___ RECORDED DATA ___

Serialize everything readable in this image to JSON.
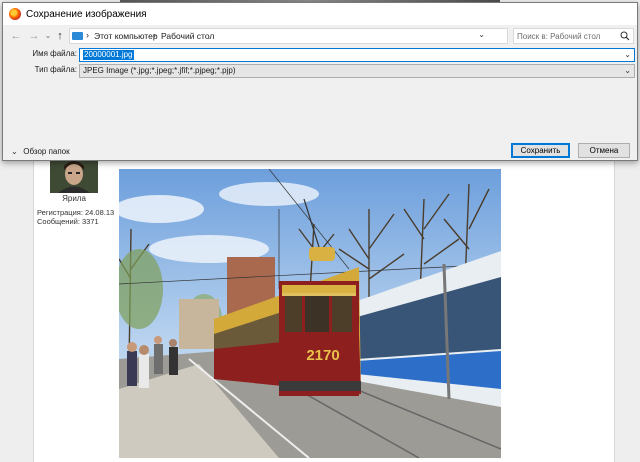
{
  "dialog": {
    "title": "Сохранение изображения",
    "breadcrumbs": [
      "Этот компьютер",
      "Рабочий стол"
    ],
    "search_placeholder": "Поиск в: Рабочий стол",
    "filename_label": "Имя файла:",
    "filename_value": "20000001.jpg",
    "filetype_label": "Тип файла:",
    "filetype_value": "JPEG Image (*.jpg;*.jpeg;*.jfif;*.pjpeg;*.pjp)",
    "browse_folders_label": "Обзор папок",
    "save_label": "Сохранить",
    "cancel_label": "Отмена"
  },
  "forum": {
    "username": "Ярила",
    "registration": "Регистрация: 24.08.13",
    "messages": "Сообщений: 3371"
  },
  "photo": {
    "tram_number": "2170"
  },
  "colors": {
    "accent": "#0078d7",
    "tram_red": "#8e1f1f",
    "tram_yellow": "#d9b042"
  },
  "icons": {
    "back": "arrow-left-icon",
    "forward": "arrow-right-icon",
    "up": "arrow-up-icon",
    "refresh": "refresh-icon",
    "search": "search-icon",
    "computer": "computer-icon",
    "app": "firefox-icon"
  }
}
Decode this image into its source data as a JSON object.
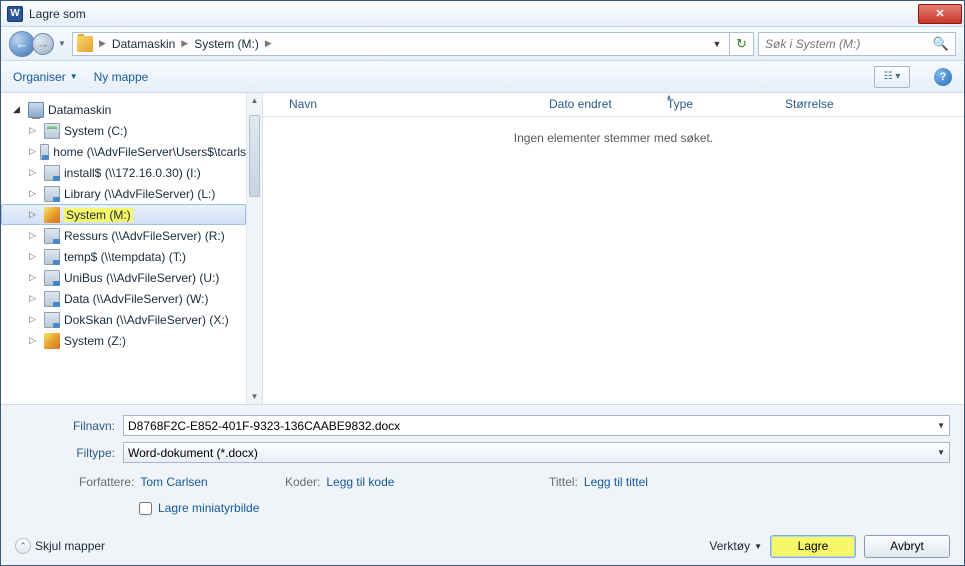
{
  "window": {
    "title": "Lagre som",
    "app_icon_letter": "W"
  },
  "nav": {
    "breadcrumb": [
      "Datamaskin",
      "System (M:)"
    ],
    "search_placeholder": "Søk i System (M:)"
  },
  "toolbar": {
    "organize": "Organiser",
    "new_folder": "Ny mappe"
  },
  "tree": {
    "root": "Datamaskin",
    "items": [
      {
        "label": "System (C:)",
        "icon": "drive"
      },
      {
        "label": "home (\\\\AdvFileServer\\Users$\\tcarls",
        "icon": "netdrive"
      },
      {
        "label": "install$ (\\\\172.16.0.30) (I:)",
        "icon": "netdrive"
      },
      {
        "label": "Library (\\\\AdvFileServer) (L:)",
        "icon": "netdrive"
      },
      {
        "label": "System (M:)",
        "icon": "sys",
        "selected": true
      },
      {
        "label": "Ressurs (\\\\AdvFileServer) (R:)",
        "icon": "netdrive"
      },
      {
        "label": "temp$ (\\\\tempdata) (T:)",
        "icon": "netdrive"
      },
      {
        "label": "UniBus (\\\\AdvFileServer) (U:)",
        "icon": "netdrive"
      },
      {
        "label": "Data (\\\\AdvFileServer) (W:)",
        "icon": "netdrive"
      },
      {
        "label": "DokSkan (\\\\AdvFileServer) (X:)",
        "icon": "netdrive"
      },
      {
        "label": "System (Z:)",
        "icon": "sys"
      }
    ]
  },
  "list": {
    "columns": {
      "name": "Navn",
      "date": "Dato endret",
      "type": "Type",
      "size": "Størrelse"
    },
    "empty_text": "Ingen elementer stemmer med søket."
  },
  "form": {
    "filename_label": "Filnavn:",
    "filename_value": "D8768F2C-E852-401F-9323-136CAABE9832.docx",
    "filetype_label": "Filtype:",
    "filetype_value": "Word-dokument (*.docx)",
    "authors_label": "Forfattere:",
    "authors_value": "Tom Carlsen",
    "tags_label": "Koder:",
    "tags_value": "Legg til kode",
    "title_meta_label": "Tittel:",
    "title_meta_value": "Legg til tittel",
    "thumb_label": "Lagre miniatyrbilde"
  },
  "footer": {
    "hide_folders": "Skjul mapper",
    "tools": "Verktøy",
    "save": "Lagre",
    "cancel": "Avbryt"
  }
}
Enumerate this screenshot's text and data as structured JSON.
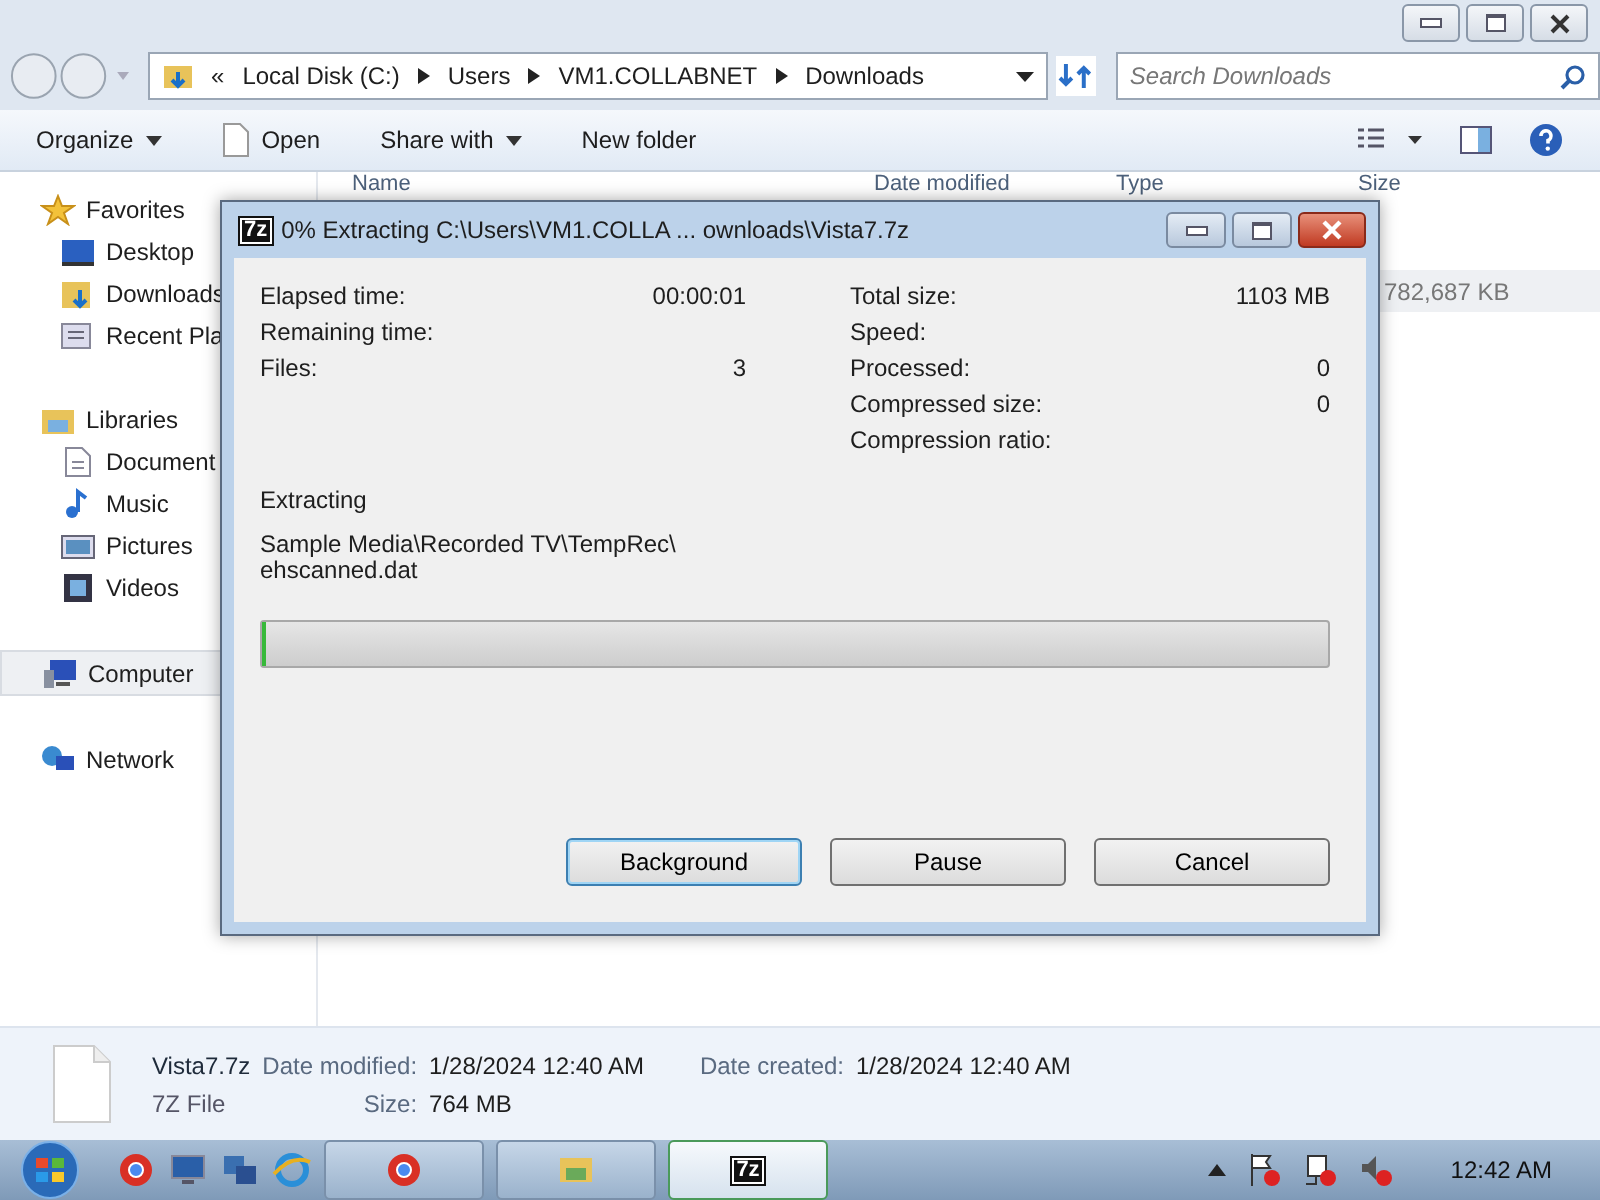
{
  "address": {
    "overflow": "«",
    "crumbs": [
      "Local Disk (C:)",
      "Users",
      "VM1.COLLABNET",
      "Downloads"
    ]
  },
  "search": {
    "placeholder": "Search Downloads"
  },
  "toolbar": [
    {
      "label": "Organize",
      "kind": "menu"
    },
    {
      "label": "Open",
      "kind": "file"
    },
    {
      "label": "Share with",
      "kind": "menu"
    },
    {
      "label": "New folder",
      "kind": "plain"
    }
  ],
  "sidebar": [
    {
      "label": "Favorites",
      "kind": "star",
      "selected": false,
      "children": [
        {
          "label": "Desktop",
          "kind": "desktop",
          "selected": false
        },
        {
          "label": "Downloads",
          "kind": "folder",
          "selected": false
        },
        {
          "label": "Recent Pla",
          "kind": "recent",
          "selected": false
        }
      ]
    },
    {
      "label": "Libraries",
      "kind": "library",
      "selected": false,
      "children": [
        {
          "label": "Document",
          "kind": "document",
          "selected": false
        },
        {
          "label": "Music",
          "kind": "music",
          "selected": false
        },
        {
          "label": "Pictures",
          "kind": "pictures",
          "selected": false
        },
        {
          "label": "Videos",
          "kind": "videos",
          "selected": false
        }
      ]
    },
    {
      "label": "Computer",
      "kind": "computer",
      "selected": true
    },
    {
      "label": "Network",
      "kind": "network",
      "selected": false
    }
  ],
  "columns": [
    "Name",
    "Date modified",
    "Type",
    "Size"
  ],
  "rows": [
    {
      "size": "782,687 KB",
      "selected": true
    }
  ],
  "dialog": {
    "icon_text": "7z",
    "title": "0% Extracting C:\\Users\\VM1.COLLA ... ownloads\\Vista7.7z",
    "stats_left": [
      {
        "label": "Elapsed time:",
        "value": "00:00:01"
      },
      {
        "label": "Remaining time:"
      },
      {
        "label": "Files:",
        "value": "3"
      }
    ],
    "stats_right": [
      {
        "label": "Total size:",
        "value": "1103 MB"
      },
      {
        "label": "Speed:"
      },
      {
        "label": "Processed:",
        "value": "0"
      },
      {
        "label": "Compressed size:",
        "value": "0"
      },
      {
        "label": "Compression ratio:"
      }
    ],
    "status": "Extracting",
    "path": "Sample Media\\Recorded TV\\TempRec\\",
    "file": "ehscanned.dat",
    "progress": {
      "level": 0
    },
    "buttons": [
      {
        "label": "Background",
        "selected": true
      },
      {
        "label": "Pause",
        "selected": false
      },
      {
        "label": "Cancel",
        "selected": false
      }
    ]
  },
  "details": {
    "name": "Vista7.7z",
    "type": "7Z File",
    "modified_label": "Date modified:",
    "modified": "1/28/2024 12:40 AM",
    "created_label": "Date created:",
    "created": "1/28/2024 12:40 AM",
    "size_label": "Size:",
    "size": "764 MB"
  },
  "taskbar": {
    "tasks": [
      {
        "kind": "chrome",
        "selected": false
      },
      {
        "kind": "explorer",
        "selected": false
      },
      {
        "kind": "archiver",
        "text": "7z",
        "selected": true
      }
    ],
    "clock": "12:42 AM"
  }
}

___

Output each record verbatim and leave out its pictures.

Serialize everything readable in this image to JSON.
{
  "dialog": {
    "title": "Сохранение изображения",
    "breadcrumbs": [
      "Этот компьютер",
      "Рабочий стол"
    ],
    "search_placeholder": "Поиск в: Рабочий стол",
    "filename_label": "Имя файла:",
    "filename_value": "20000001.jpg",
    "filetype_label": "Тип файла:",
    "filetype_value": "JPEG Image (*.jpg;*.jpeg;*.jfif;*.pjpeg;*.pjp)",
    "browse_folders_label": "Обзор папок",
    "save_label": "Сохранить",
    "cancel_label": "Отмена"
  },
  "forum": {
    "username": "Ярила",
    "registration": "Регистрация: 24.08.13",
    "messages": "Сообщений: 3371"
  },
  "photo": {
    "tram_number": "2170"
  },
  "colors": {
    "accent": "#0078d7",
    "tram_red": "#8e1f1f",
    "tram_yellow": "#d9b042"
  },
  "icons": {
    "back": "arrow-left-icon",
    "forward": "arrow-right-icon",
    "up": "arrow-up-icon",
    "refresh": "refresh-icon",
    "search": "search-icon",
    "computer": "computer-icon",
    "app": "firefox-icon"
  }
}
Decode this image into its source data as a JSON object.
{
  "window": {
    "title": "Lagre som",
    "app_icon_letter": "W"
  },
  "nav": {
    "breadcrumb": [
      "Datamaskin",
      "System (M:)"
    ],
    "search_placeholder": "Søk i System (M:)"
  },
  "toolbar": {
    "organize": "Organiser",
    "new_folder": "Ny mappe"
  },
  "tree": {
    "root": "Datamaskin",
    "items": [
      {
        "label": "System (C:)",
        "icon": "drive"
      },
      {
        "label": "home (\\\\AdvFileServer\\Users$\\tcarls",
        "icon": "netdrive"
      },
      {
        "label": "install$ (\\\\172.16.0.30) (I:)",
        "icon": "netdrive"
      },
      {
        "label": "Library (\\\\AdvFileServer) (L:)",
        "icon": "netdrive"
      },
      {
        "label": "System (M:)",
        "icon": "sys",
        "selected": true
      },
      {
        "label": "Ressurs (\\\\AdvFileServer) (R:)",
        "icon": "netdrive"
      },
      {
        "label": "temp$ (\\\\tempdata) (T:)",
        "icon": "netdrive"
      },
      {
        "label": "UniBus (\\\\AdvFileServer) (U:)",
        "icon": "netdrive"
      },
      {
        "label": "Data (\\\\AdvFileServer) (W:)",
        "icon": "netdrive"
      },
      {
        "label": "DokSkan (\\\\AdvFileServer) (X:)",
        "icon": "netdrive"
      },
      {
        "label": "System (Z:)",
        "icon": "sys"
      }
    ]
  },
  "list": {
    "columns": {
      "name": "Navn",
      "date": "Dato endret",
      "type": "Type",
      "size": "Størrelse"
    },
    "empty_text": "Ingen elementer stemmer med søket."
  },
  "form": {
    "filename_label": "Filnavn:",
    "filename_value": "D8768F2C-E852-401F-9323-136CAABE9832.docx",
    "filetype_label": "Filtype:",
    "filetype_value": "Word-dokument (*.docx)",
    "authors_label": "Forfattere:",
    "authors_value": "Tom Carlsen",
    "tags_label": "Koder:",
    "tags_value": "Legg til kode",
    "title_meta_label": "Tittel:",
    "title_meta_value": "Legg til tittel",
    "thumb_label": "Lagre miniatyrbilde"
  },
  "footer": {
    "hide_folders": "Skjul mapper",
    "tools": "Verktøy",
    "save": "Lagre",
    "cancel": "Avbryt"
  }
}
Enumerate this screenshot's text and data as structured JSON.
{
  "address": {
    "overflow": "«",
    "crumbs": [
      "Local Disk (C:)",
      "Users",
      "VM1.COLLABNET",
      "Downloads"
    ]
  },
  "search": {
    "placeholder": "Search Downloads"
  },
  "toolbar": [
    {
      "label": "Organize",
      "kind": "menu"
    },
    {
      "label": "Open",
      "kind": "file"
    },
    {
      "label": "Share with",
      "kind": "menu"
    },
    {
      "label": "New folder",
      "kind": "plain"
    }
  ],
  "sidebar": [
    {
      "label": "Favorites",
      "kind": "star",
      "selected": false,
      "children": [
        {
          "label": "Desktop",
          "kind": "desktop",
          "selected": false
        },
        {
          "label": "Downloads",
          "kind": "folder",
          "selected": false
        },
        {
          "label": "Recent Pla",
          "kind": "recent",
          "selected": false
        }
      ]
    },
    {
      "label": "Libraries",
      "kind": "library",
      "selected": false,
      "children": [
        {
          "label": "Document",
          "kind": "document",
          "selected": false
        },
        {
          "label": "Music",
          "kind": "music",
          "selected": false
        },
        {
          "label": "Pictures",
          "kind": "pictures",
          "selected": false
        },
        {
          "label": "Videos",
          "kind": "videos",
          "selected": false
        }
      ]
    },
    {
      "label": "Computer",
      "kind": "computer",
      "selected": true
    },
    {
      "label": "Network",
      "kind": "network",
      "selected": false
    }
  ],
  "columns": [
    "Name",
    "Date modified",
    "Type",
    "Size"
  ],
  "rows": [
    {
      "size": "782,687 KB",
      "selected": true
    }
  ],
  "dialog": {
    "icon_text": "7z",
    "title": "0% Extracting C:\\Users\\VM1.COLLA ... ownloads\\Vista7.7z",
    "stats_left": [
      {
        "label": "Elapsed time:",
        "value": "00:00:01"
      },
      {
        "label": "Remaining time:"
      },
      {
        "label": "Files:",
        "value": "3"
      }
    ],
    "stats_right": [
      {
        "label": "Total size:",
        "value": "1103 MB"
      },
      {
        "label": "Speed:"
      },
      {
        "label": "Processed:",
        "value": "0"
      },
      {
        "label": "Compressed size:",
        "value": "0"
      },
      {
        "label": "Compression ratio:"
      }
    ],
    "status": "Extracting",
    "path": "Sample Media\\Recorded TV\\TempRec\\",
    "file": "ehscanned.dat",
    "progress": {
      "level": 0
    },
    "buttons": [
      {
        "label": "Background",
        "selected": true
      },
      {
        "label": "Pause",
        "selected": false
      },
      {
        "label": "Cancel",
        "selected": false
      }
    ]
  },
  "details": {
    "name": "Vista7.7z",
    "type": "7Z File",
    "modified_label": "Date modified:",
    "modified": "1/28/2024 12:40 AM",
    "created_label": "Date created:",
    "created": "1/28/2024 12:40 AM",
    "size_label": "Size:",
    "size": "764 MB"
  },
  "taskbar": {
    "tasks": [
      {
        "kind": "chrome",
        "selected": false
      },
      {
        "kind": "explorer",
        "selected": false
      },
      {
        "kind": "archiver",
        "text": "7z",
        "selected": true
      }
    ],
    "clock": "12:42 AM"
  }
}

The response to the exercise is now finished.